◆ **TRY IT**
Wherever "allergy" occurs in the entries, copy the line that holds it.

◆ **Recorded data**
[Start of Attachment]

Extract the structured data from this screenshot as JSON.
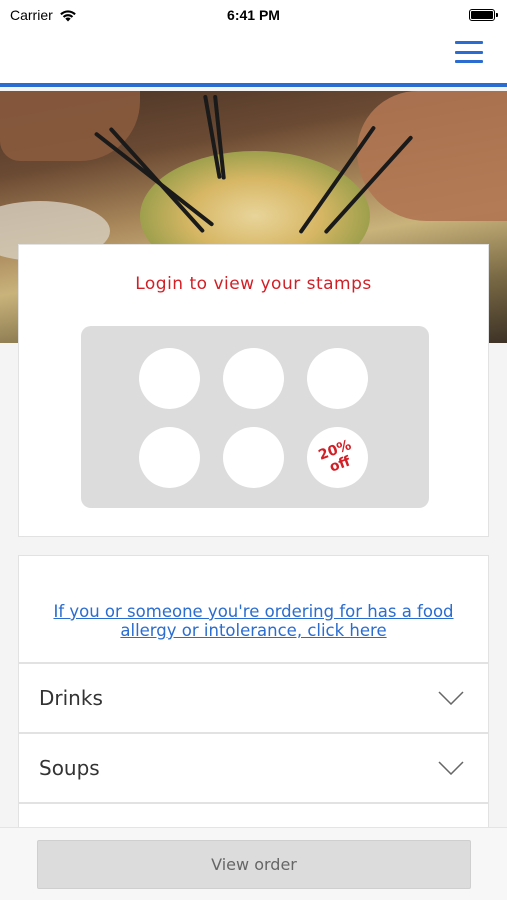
{
  "status_bar": {
    "carrier": "Carrier",
    "time": "6:41 PM"
  },
  "header": {
    "menu_icon": "hamburger-menu-icon",
    "accent_color": "#2a6ccf"
  },
  "stamp_card": {
    "title": "Login to view your stamps",
    "stamps_total": 6,
    "reward_line1": "20%",
    "reward_line2": "off",
    "title_color": "#d21f26"
  },
  "allergy": {
    "link_text": "If you or someone you're ordering for has a food allergy or intolerance, click here"
  },
  "categories": [
    {
      "label": "Drinks"
    },
    {
      "label": "Soups"
    }
  ],
  "footer": {
    "view_order_label": "View order"
  }
}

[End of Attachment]

◆ **ANSWER AREA**
  "allergy": {
    "link_text": "If you or someone you're ordering for has a food allergy or intolerance, click here"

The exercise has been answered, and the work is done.